It is fascinating to me that Michael Moore is quoted on the movie’s DVD cover, and Errol Morris has said it was one of his favorite films. These two very different filmmakers of, frankly, vastly different talent levels are perhaps the most famous documentary filmmakers ever and how both seem to have taken cues from this movie with vastly different results. What bothers me the most about Michael Moore is that he often takes the role of the gadfly just like Okuzaki did, yet he does it in an artificial way, one in which he is clearly elevating himself as the champion for the people, though he could be seen as an irritating example of the neoliberalism that plagues American society. As for Errol Morris, he shares Hara’s proclivity for making his work as cinematic as possible. His Thin Blue Line is a thrilling procedural and mystery, when it literally could have just been a bunch of talking heads. Yet despite the artifice, Morris was able to get a wrongly accused man acquitted because of his film, a much-envied combination of truth and art.

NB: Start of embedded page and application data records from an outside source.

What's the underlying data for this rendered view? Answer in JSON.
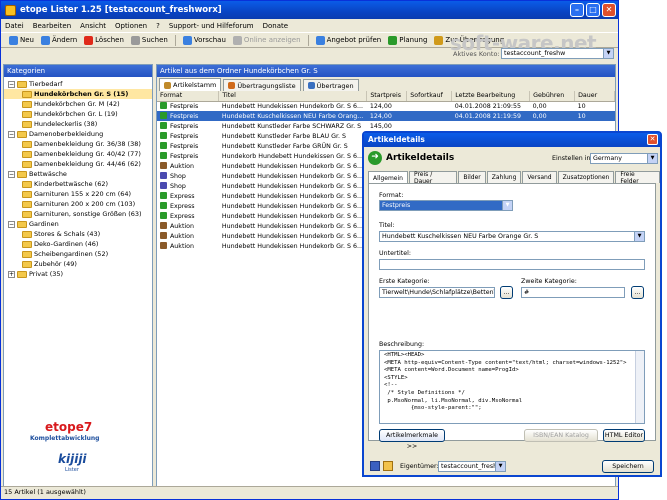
{
  "app": {
    "title": "etope Lister 1.25 [testaccount_freshworx]",
    "menu": [
      "Datei",
      "Bearbeiten",
      "Ansicht",
      "Optionen",
      "?",
      "Support- und Hilfeforum",
      "Donate"
    ],
    "toolbar": [
      {
        "label": "Neu",
        "color": "#3a80e0",
        "disabled": false
      },
      {
        "label": "Ändern",
        "color": "#3a80e0",
        "disabled": false
      },
      {
        "label": "Löschen",
        "color": "#e02a1a",
        "disabled": false
      },
      {
        "label": "Suchen",
        "color": "#9a9a9a",
        "disabled": false
      },
      {
        "label": "Vorschau",
        "color": "#3a80e0",
        "disabled": false
      },
      {
        "label": "Online anzeigen",
        "color": "#b0b0b0",
        "disabled": true
      },
      {
        "label": "Angebot prüfen",
        "color": "#3a80e0",
        "disabled": false
      },
      {
        "label": "Planung",
        "color": "#2a9a2a",
        "disabled": false
      },
      {
        "label": "Zur Übertragung",
        "color": "#d09a1a",
        "disabled": false
      }
    ],
    "account_label": "Aktives Konto:",
    "account_value": "testaccount_freshw",
    "watermark": "soft-ware.net"
  },
  "left_panel": {
    "header": "Kategorien",
    "tree": [
      {
        "level": 0,
        "label": "Tierbedarf",
        "expanded": true
      },
      {
        "level": 1,
        "label": "Hundekörbchen Gr. S (15)",
        "selected": true
      },
      {
        "level": 1,
        "label": "Hundekörbchen Gr. M (42)"
      },
      {
        "level": 1,
        "label": "Hundekörbchen Gr. L (19)"
      },
      {
        "level": 1,
        "label": "Hundeleckerlis (38)"
      },
      {
        "level": 0,
        "label": "Damenoberbekleidung",
        "expanded": true
      },
      {
        "level": 1,
        "label": "Damenbekleidung Gr. 36/38 (38)"
      },
      {
        "level": 1,
        "label": "Damenbekleidung Gr. 40/42 (77)"
      },
      {
        "level": 1,
        "label": "Damenbekleidung Gr. 44/46 (62)"
      },
      {
        "level": 0,
        "label": "Bettwäsche",
        "expanded": true
      },
      {
        "level": 1,
        "label": "Kinderbettwäsche (62)"
      },
      {
        "level": 1,
        "label": "Garnituren 155 x 220 cm (64)"
      },
      {
        "level": 1,
        "label": "Garnituren 200 x 200 cm (103)"
      },
      {
        "level": 1,
        "label": "Garnituren, sonstige Größen (63)"
      },
      {
        "level": 0,
        "label": "Gardinen",
        "expanded": true
      },
      {
        "level": 1,
        "label": "Stores & Schals (43)"
      },
      {
        "level": 1,
        "label": "Deko-Gardinen (46)"
      },
      {
        "level": 1,
        "label": "Scheibengardinen (52)"
      },
      {
        "level": 1,
        "label": "Zubehör (49)"
      },
      {
        "level": 0,
        "label": "Privat (35)"
      }
    ],
    "logo_main": "etope7",
    "logo_sub": "Komplettabwicklung",
    "logo_kijiji": "kijiji",
    "logo_kijiji_sub": "Lister"
  },
  "right_panel": {
    "header": "Artikel aus dem Ordner Hundekörbchen Gr. S",
    "tabs": [
      {
        "label": "Artikelstamm",
        "active": true
      },
      {
        "label": "Übertragungsliste",
        "active": false
      },
      {
        "label": "Übertragen",
        "active": false
      }
    ],
    "columns": [
      "Format",
      "Titel",
      "Startpreis",
      "Sofortkauf",
      "Letzte Bearbeitung",
      "Gebühren",
      "Dauer"
    ],
    "rows": [
      {
        "format": "Festpreis",
        "title": "Hundebett Hundekissen Hundekorb Gr. S 6...",
        "start": "124,00",
        "buy": "",
        "edited": "04.01.2008 21:09:55",
        "fee": "0,00",
        "dur": "10"
      },
      {
        "format": "Festpreis",
        "title": "Hundebett Kuschelkissen NEU Farbe Orang...",
        "start": "124,00",
        "buy": "",
        "edited": "04.01.2008 21:19:59",
        "fee": "0,00",
        "dur": "10",
        "selected": true
      },
      {
        "format": "Festpreis",
        "title": "Hundebett Kunstleder Farbe SCHWARZ Gr. S",
        "start": "145,00",
        "buy": "",
        "edited": "",
        "fee": "",
        "dur": ""
      },
      {
        "format": "Festpreis",
        "title": "Hundebett Kunstleder Farbe BLAU Gr. S",
        "start": "",
        "buy": "",
        "edited": "",
        "fee": "",
        "dur": ""
      },
      {
        "format": "Festpreis",
        "title": "Hundebett Kunstleder Farbe GRÜN Gr. S",
        "start": "",
        "buy": "",
        "edited": "",
        "fee": "",
        "dur": ""
      },
      {
        "format": "Festpreis",
        "title": "Hundekorb Hundebett Hundekissen Gr. S 6...",
        "start": "",
        "buy": "",
        "edited": "",
        "fee": "",
        "dur": ""
      },
      {
        "format": "Auktion",
        "title": "Hundebett Hundekissen Hundekorb Gr. S 6...",
        "start": "",
        "buy": "",
        "edited": "",
        "fee": "",
        "dur": ""
      },
      {
        "format": "Shop",
        "title": "Hundebett Hundekissen Hundekorb Gr. S 6...",
        "start": "",
        "buy": "",
        "edited": "",
        "fee": "",
        "dur": ""
      },
      {
        "format": "Shop",
        "title": "Hundebett Hundekissen Hundekorb Gr. S 6...",
        "start": "",
        "buy": "",
        "edited": "",
        "fee": "",
        "dur": ""
      },
      {
        "format": "Express",
        "title": "Hundebett Hundekissen Hundekorb Gr. S 6...",
        "start": "",
        "buy": "",
        "edited": "",
        "fee": "",
        "dur": ""
      },
      {
        "format": "Express",
        "title": "Hundebett Hundekissen Hundekorb Gr. S 6...",
        "start": "",
        "buy": "",
        "edited": "",
        "fee": "",
        "dur": ""
      },
      {
        "format": "Express",
        "title": "Hundebett Hundekissen Hundekorb Gr. S 6...",
        "start": "",
        "buy": "",
        "edited": "",
        "fee": "",
        "dur": ""
      },
      {
        "format": "Auktion",
        "title": "Hundebett Hundekissen Hundekorb Gr. S 6...",
        "start": "",
        "buy": "",
        "edited": "",
        "fee": "",
        "dur": ""
      },
      {
        "format": "Auktion",
        "title": "Hundebett Hundekissen Hundekorb Gr. S 6...",
        "start": "",
        "buy": "",
        "edited": "",
        "fee": "",
        "dur": ""
      },
      {
        "format": "Auktion",
        "title": "Hundebett Hundekissen Hundekorb Gr. S 6...",
        "start": "",
        "buy": "",
        "edited": "",
        "fee": "",
        "dur": ""
      }
    ],
    "format_colors": {
      "Festpreis": "#2a9a2a",
      "Shop": "#4a4ab0",
      "Express": "#2a9a2a",
      "Auktion": "#8a5a2a"
    }
  },
  "status": "15 Artikel (1 ausgewählt)",
  "dialog": {
    "window_title": "Artikeldetails",
    "heading": "Artikeldetails",
    "settings_label": "Einstellen in:",
    "settings_value": "Germany",
    "tabs": [
      "Allgemein",
      "Preis / Dauer",
      "Bilder",
      "Zahlung",
      "Versand",
      "Zusatzoptionen",
      "Freie Felder"
    ],
    "format_label": "Format:",
    "format_value": "Festpreis",
    "title_label": "Titel:",
    "title_value": "Hundebett Kuschelkissen NEU Farbe Orange Gr. S",
    "subtitle_label": "Untertitel:",
    "subtitle_value": "",
    "category1_label": "Erste Kategorie:",
    "category1_value": "Tierwelt\\Hunde\\Schlafplätze\\Betten\\Betti",
    "category2_label": "Zweite Kategorie:",
    "category2_value": "#",
    "browse": "...",
    "description_label": "Beschreibung:",
    "description_lines": [
      "<HTML><HEAD>",
      "<META http-equiv=Content-Type content=\"text/html; charset=windows-1252\">",
      "<META content=Word.Document name=ProgId>",
      "<STYLE>",
      "<!--",
      " /* Style Definitions */",
      " p.MsoNormal, li.MsoNormal, div.MsoNormal",
      "        {mso-style-parent:\"\";"
    ],
    "features_button": "Artikelmerkmale >>",
    "isbn_button": "ISBN/EAN Katalog",
    "html_button": "HTML Editor",
    "owner_label": "Eigentümer:",
    "owner_value": "testaccount_freshw",
    "save_button": "Speichern"
  }
}
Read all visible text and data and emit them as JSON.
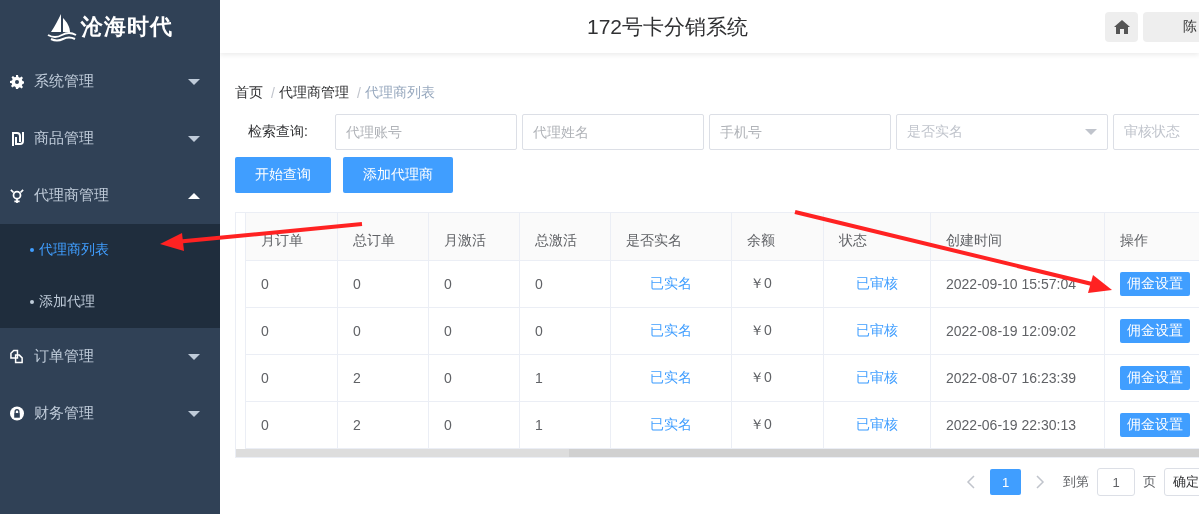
{
  "sidebar": {
    "logo": "沧海时代",
    "menu": [
      {
        "label": "系统管理",
        "expanded": false
      },
      {
        "label": "商品管理",
        "expanded": false
      },
      {
        "label": "代理商管理",
        "expanded": true,
        "children": [
          {
            "label": "代理商列表",
            "selected": true
          },
          {
            "label": "添加代理",
            "selected": false
          }
        ]
      },
      {
        "label": "订单管理",
        "expanded": false
      },
      {
        "label": "财务管理",
        "expanded": false
      }
    ]
  },
  "header": {
    "title": "172号卡分销系统",
    "user": "陈"
  },
  "breadcrumb": {
    "separator": "/",
    "items": [
      "首页",
      "代理商管理",
      "代理商列表"
    ]
  },
  "search": {
    "label": "检索查询:",
    "fields": [
      {
        "kind": "input",
        "placeholder": "代理账号"
      },
      {
        "kind": "input",
        "placeholder": "代理姓名"
      },
      {
        "kind": "input",
        "placeholder": "手机号"
      },
      {
        "kind": "select",
        "placeholder": "是否实名"
      },
      {
        "kind": "select",
        "placeholder": "审核状态"
      }
    ],
    "buttons": [
      "开始查询",
      "添加代理商"
    ]
  },
  "table": {
    "columns": [
      "月订单",
      "总订单",
      "月激活",
      "总激活",
      "是否实名",
      "余额",
      "状态",
      "创建时间",
      "操作"
    ],
    "rows": [
      {
        "cells": [
          "0",
          "0",
          "0",
          "0",
          "已实名",
          "￥0",
          "已审核",
          "2022-09-10 15:57:04"
        ],
        "action": "佣金设置"
      },
      {
        "cells": [
          "0",
          "0",
          "0",
          "0",
          "已实名",
          "￥0",
          "已审核",
          "2022-08-19 12:09:02"
        ],
        "action": "佣金设置"
      },
      {
        "cells": [
          "0",
          "2",
          "0",
          "1",
          "已实名",
          "￥0",
          "已审核",
          "2022-08-07 16:23:39"
        ],
        "action": "佣金设置"
      },
      {
        "cells": [
          "0",
          "2",
          "0",
          "1",
          "已实名",
          "￥0",
          "已审核",
          "2022-06-19 22:30:13"
        ],
        "action": "佣金设置"
      }
    ]
  },
  "pagination": {
    "pages": [
      {
        "label": "1",
        "selected": true
      }
    ],
    "goto_label": "到第",
    "page_value": "1",
    "page_unit": "页",
    "confirm": "确定"
  }
}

Though no one could accuse Okuzaki of being an artist, he surprisingly has the temperament of a stereotypical tortured artist. He works tirelessly at an unpopular quest. He feels misunderstood, and he will not listen to criticism of his methods because he believes that he is absolutely in the right. He is cut from a Manichean cloth with very little regard for complexity, and his opponents are from the polite culture of deniability. These men have been lying so long that they probably believe what they say is true. Yet Okuzaki persists with the faith of a fallen believer. One can sense that he was probably the most loyal soldier during the war just by looking at how extreme his temperament after the war was. He is the Lucifer that wants revenge on all of a society that wouldn’t admit to murder even if they had pulled the trigger on the smoking gun. While Hara’s portrayal of Okuzaki is not entirely sympathetic, I believe he persisted with him because he saw a very real need to amplify Okuzaki’s voice and that he was speaking for many people who were fed up with the culture of respectability.